Segment Open
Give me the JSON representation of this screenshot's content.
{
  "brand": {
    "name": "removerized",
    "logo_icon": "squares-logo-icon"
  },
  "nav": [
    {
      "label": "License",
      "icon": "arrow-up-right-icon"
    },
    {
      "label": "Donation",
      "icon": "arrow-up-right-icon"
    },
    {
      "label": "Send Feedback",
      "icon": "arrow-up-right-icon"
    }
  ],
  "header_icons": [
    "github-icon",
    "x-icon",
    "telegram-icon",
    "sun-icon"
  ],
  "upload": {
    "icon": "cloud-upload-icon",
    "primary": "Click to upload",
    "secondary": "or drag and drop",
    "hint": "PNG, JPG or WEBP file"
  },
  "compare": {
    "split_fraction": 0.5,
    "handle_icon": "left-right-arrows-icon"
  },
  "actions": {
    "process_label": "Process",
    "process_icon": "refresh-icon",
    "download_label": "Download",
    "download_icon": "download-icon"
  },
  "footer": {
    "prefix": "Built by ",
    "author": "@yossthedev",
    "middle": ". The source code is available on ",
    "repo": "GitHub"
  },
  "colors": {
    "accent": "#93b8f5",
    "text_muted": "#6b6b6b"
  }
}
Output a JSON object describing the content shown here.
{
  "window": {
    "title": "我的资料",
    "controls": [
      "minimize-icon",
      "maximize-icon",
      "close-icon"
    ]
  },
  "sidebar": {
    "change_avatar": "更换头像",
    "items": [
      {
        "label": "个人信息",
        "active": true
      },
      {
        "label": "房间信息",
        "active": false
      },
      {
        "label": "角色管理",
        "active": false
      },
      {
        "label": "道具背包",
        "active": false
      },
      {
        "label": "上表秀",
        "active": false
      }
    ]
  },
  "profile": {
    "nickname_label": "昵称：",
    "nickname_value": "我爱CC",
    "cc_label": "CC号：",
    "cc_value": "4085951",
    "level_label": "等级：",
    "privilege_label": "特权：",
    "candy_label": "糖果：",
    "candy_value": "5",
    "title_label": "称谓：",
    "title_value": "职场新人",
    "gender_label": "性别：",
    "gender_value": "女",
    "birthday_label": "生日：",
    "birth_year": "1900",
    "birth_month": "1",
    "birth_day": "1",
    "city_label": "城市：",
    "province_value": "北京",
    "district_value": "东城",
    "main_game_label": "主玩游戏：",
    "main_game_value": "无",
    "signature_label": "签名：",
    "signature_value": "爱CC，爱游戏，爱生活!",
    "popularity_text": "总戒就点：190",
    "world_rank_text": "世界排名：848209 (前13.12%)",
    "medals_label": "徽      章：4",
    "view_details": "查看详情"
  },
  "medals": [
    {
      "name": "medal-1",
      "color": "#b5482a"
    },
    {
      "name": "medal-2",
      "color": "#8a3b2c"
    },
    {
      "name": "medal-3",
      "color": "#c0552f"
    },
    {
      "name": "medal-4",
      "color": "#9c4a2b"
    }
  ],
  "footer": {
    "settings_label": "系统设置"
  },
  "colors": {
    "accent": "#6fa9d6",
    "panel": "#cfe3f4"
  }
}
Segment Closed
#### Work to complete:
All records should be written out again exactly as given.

#### Task result:
Give me the JSON representation of this screenshot's content.
{
  "brand": {
    "name": "removerized",
    "logo_icon": "squares-logo-icon"
  },
  "nav": [
    {
      "label": "License",
      "icon": "arrow-up-right-icon"
    },
    {
      "label": "Donation",
      "icon": "arrow-up-right-icon"
    },
    {
      "label": "Send Feedback",
      "icon": "arrow-up-right-icon"
    }
  ],
  "header_icons": [
    "github-icon",
    "x-icon",
    "telegram-icon",
    "sun-icon"
  ],
  "upload": {
    "icon": "cloud-upload-icon",
    "primary": "Click to upload",
    "secondary": "or drag and drop",
    "hint": "PNG, JPG or WEBP file"
  },
  "compare": {
    "split_fraction": 0.5,
    "handle_icon": "left-right-arrows-icon"
  },
  "actions": {
    "process_label": "Process",
    "process_icon": "refresh-icon",
    "download_label": "Download",
    "download_icon": "download-icon"
  },
  "footer": {
    "prefix": "Built by ",
    "author": "@yossthedev",
    "middle": ". The source code is available on ",
    "repo": "GitHub"
  },
  "colors": {
    "accent": "#93b8f5",
    "text_muted": "#6b6b6b"
  }
}
Output a JSON object describing the content shown here.
{
  "window": {
    "title": "我的资料",
    "controls": [
      "minimize-icon",
      "maximize-icon",
      "close-icon"
    ]
  },
  "sidebar": {
    "change_avatar": "更换头像",
    "items": [
      {
        "label": "个人信息",
        "active": true
      },
      {
        "label": "房间信息",
        "active": false
      },
      {
        "label": "角色管理",
        "active": false
      },
      {
        "label": "道具背包",
        "active": false
      },
      {
        "label": "上表秀",
        "active": false
      }
    ]
  },
  "profile": {
    "nickname_label": "昵称：",
    "nickname_value": "我爱CC",
    "cc_label": "CC号：",
    "cc_value": "4085951",
    "level_label": "等级：",
    "privilege_label": "特权：",
    "candy_label": "糖果：",
    "candy_value": "5",
    "title_label": "称谓：",
    "title_value": "职场新人",
    "gender_label": "性别：",
    "gender_value": "女",
    "birthday_label": "生日：",
    "birth_year": "1900",
    "birth_month": "1",
    "birth_day": "1",
    "city_label": "城市：",
    "province_value": "北京",
    "district_value": "东城",
    "main_game_label": "主玩游戏：",
    "main_game_value": "无",
    "signature_label": "签名：",
    "signature_value": "爱CC，爱游戏，爱生活!",
    "popularity_text": "总戒就点：190",
    "world_rank_text": "世界排名：848209 (前13.12%)",
    "medals_label": "徽      章：4",
    "view_details": "查看详情"
  },
  "medals": [
    {
      "name": "medal-1",
      "color": "#b5482a"
    },
    {
      "name": "medal-2",
      "color": "#8a3b2c"
    },
    {
      "name": "medal-3",
      "color": "#c0552f"
    },
    {
      "name": "medal-4",
      "color": "#9c4a2b"
    }
  ],
  "footer": {
    "settings_label": "系统设置"
  },
  "colors": {
    "accent": "#6fa9d6",
    "panel": "#cfe3f4"
  }
}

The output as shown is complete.